PHILADELPHIA (WPVI) — Pancreatic cancer has long had one of the lowest survival rates.
But progress is being made, with new combinations of treatments.
Now, local researchers are taking a fresh approach to understanding this cancer.
Last December, Bill Ferraro didn’t know why his stomach felt full so quickly.
“Being a typical guy, it was kind of like – I’ll be fine, I’ll be fine,” Ferraro recalls.
Then Ferraro got a reality check from his wife.
“She said, Go look in the mirror, you’re yellow. So I went, looked, and I went – ‘Oh my goodness.’ She’s right,” he says
Soon, he was at Temple Hospital, having a stent put in to drain the bile.
Doctors also discovered a cancerous mass the Ampulla of Vater, where ducts from the pancreas and gall bladder drain into the intestine.
Dr. Sanjay Reddy of Fox Chase Cancer Center has begun a study of the environmental factors that might contribute to the primary type of pancreatic cancer.
“Where do you live? What sorts of food do you eat? What’s your lifestyle like? What’s your stress level like?” explains Dr. Reddy.

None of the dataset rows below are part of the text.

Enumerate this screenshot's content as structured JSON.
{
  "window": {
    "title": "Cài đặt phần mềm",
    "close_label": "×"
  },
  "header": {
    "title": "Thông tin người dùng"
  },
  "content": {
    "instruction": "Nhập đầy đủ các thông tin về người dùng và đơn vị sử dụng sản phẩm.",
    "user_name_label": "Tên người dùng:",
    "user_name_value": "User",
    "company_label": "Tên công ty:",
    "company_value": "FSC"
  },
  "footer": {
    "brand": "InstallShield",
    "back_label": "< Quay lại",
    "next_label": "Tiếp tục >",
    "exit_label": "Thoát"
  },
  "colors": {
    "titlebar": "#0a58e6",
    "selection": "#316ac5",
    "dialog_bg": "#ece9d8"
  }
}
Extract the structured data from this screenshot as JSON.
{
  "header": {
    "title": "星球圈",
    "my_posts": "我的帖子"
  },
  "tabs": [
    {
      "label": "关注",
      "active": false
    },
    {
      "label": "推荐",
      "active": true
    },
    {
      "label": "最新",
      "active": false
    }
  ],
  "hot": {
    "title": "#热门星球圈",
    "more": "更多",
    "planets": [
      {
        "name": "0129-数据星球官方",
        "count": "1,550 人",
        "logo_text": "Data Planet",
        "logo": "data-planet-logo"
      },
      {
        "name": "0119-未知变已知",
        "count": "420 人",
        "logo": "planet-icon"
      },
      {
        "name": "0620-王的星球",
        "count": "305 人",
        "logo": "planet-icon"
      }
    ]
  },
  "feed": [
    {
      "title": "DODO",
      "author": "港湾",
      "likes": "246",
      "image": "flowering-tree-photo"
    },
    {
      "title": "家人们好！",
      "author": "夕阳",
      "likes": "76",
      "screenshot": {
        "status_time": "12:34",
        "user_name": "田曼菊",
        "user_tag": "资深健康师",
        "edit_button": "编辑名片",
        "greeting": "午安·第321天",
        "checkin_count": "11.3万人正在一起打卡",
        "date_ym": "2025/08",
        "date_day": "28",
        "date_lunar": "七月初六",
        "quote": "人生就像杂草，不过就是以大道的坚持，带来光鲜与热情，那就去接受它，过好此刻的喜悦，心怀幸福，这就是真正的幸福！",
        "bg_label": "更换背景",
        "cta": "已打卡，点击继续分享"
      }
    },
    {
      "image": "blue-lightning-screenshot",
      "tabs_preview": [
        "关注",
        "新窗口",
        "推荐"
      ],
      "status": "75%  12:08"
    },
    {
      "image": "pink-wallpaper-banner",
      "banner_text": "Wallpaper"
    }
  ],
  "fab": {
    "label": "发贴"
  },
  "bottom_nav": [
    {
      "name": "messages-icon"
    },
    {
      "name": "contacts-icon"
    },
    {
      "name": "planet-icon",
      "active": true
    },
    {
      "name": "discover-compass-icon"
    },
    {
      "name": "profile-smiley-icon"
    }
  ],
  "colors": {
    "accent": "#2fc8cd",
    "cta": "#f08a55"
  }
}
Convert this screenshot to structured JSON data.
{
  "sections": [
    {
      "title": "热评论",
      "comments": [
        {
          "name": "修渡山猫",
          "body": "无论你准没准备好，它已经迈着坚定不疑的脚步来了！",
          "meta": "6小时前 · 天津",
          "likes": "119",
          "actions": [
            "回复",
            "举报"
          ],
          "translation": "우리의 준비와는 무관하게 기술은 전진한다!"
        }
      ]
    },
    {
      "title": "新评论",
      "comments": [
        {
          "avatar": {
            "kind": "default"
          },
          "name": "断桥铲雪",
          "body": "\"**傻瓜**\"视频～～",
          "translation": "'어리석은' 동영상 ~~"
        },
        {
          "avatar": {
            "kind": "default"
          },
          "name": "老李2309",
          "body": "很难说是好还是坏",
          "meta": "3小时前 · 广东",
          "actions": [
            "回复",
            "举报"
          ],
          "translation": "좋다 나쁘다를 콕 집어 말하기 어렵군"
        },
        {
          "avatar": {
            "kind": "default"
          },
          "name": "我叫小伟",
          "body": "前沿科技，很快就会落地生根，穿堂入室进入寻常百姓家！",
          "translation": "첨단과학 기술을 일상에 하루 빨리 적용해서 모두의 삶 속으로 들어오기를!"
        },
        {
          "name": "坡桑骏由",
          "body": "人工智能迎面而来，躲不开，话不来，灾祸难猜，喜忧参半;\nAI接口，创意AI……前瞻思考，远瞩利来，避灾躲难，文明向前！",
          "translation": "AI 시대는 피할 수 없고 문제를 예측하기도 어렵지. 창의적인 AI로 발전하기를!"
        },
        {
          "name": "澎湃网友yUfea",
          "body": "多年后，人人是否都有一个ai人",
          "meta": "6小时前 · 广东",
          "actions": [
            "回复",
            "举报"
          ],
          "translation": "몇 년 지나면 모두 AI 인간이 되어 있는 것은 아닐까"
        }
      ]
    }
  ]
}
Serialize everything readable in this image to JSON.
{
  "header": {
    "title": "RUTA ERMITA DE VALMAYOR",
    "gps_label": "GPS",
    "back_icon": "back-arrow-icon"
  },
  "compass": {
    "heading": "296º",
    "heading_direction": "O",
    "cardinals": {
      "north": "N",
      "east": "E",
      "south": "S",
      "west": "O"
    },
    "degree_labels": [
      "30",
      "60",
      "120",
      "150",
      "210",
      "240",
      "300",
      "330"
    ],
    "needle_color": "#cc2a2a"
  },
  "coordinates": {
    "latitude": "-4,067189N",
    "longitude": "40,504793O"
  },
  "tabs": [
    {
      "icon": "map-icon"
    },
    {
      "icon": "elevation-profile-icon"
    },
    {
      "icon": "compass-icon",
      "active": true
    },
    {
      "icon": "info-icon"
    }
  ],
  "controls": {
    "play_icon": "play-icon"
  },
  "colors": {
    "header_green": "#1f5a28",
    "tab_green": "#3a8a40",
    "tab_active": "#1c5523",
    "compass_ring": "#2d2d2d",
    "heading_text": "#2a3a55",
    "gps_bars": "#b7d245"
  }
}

But his team isn’t just interested in the environment around the person, but around the tumor.
“It’s surrounded by your natural microbiome – bacteria, and fungi, and whatever else,” he says, adding, “This is where like, dietary issues, fats, sugars, lifestyle factors, like smoking and drinking, potentially can affect it.”
Blood, saliva, and other tissue will be collected at many points during a patient’s care, along with the lifestyle questionnaires.
Dr. Reddy says the survivorship needle is slowly moving on pancreatic cancer.
However, this study could move it even more by showing the way for better combinations of surgery, chemotherapy and radiation.
After his surgery and chemotherapy, Ferraro is cancer-free, regaining his strength, and looking forward to long beach walks near his home in Brigantine – and cheering the Phillies in person.
“We’re huge Philly fans. So I do a lot of baseball games,” Bill says happily.
Dr. Reddy says the study won’t just look at who gets pancreatic cancer, but why some people respond better to some treatments than others.
It all could help doctors treating other cancers, too.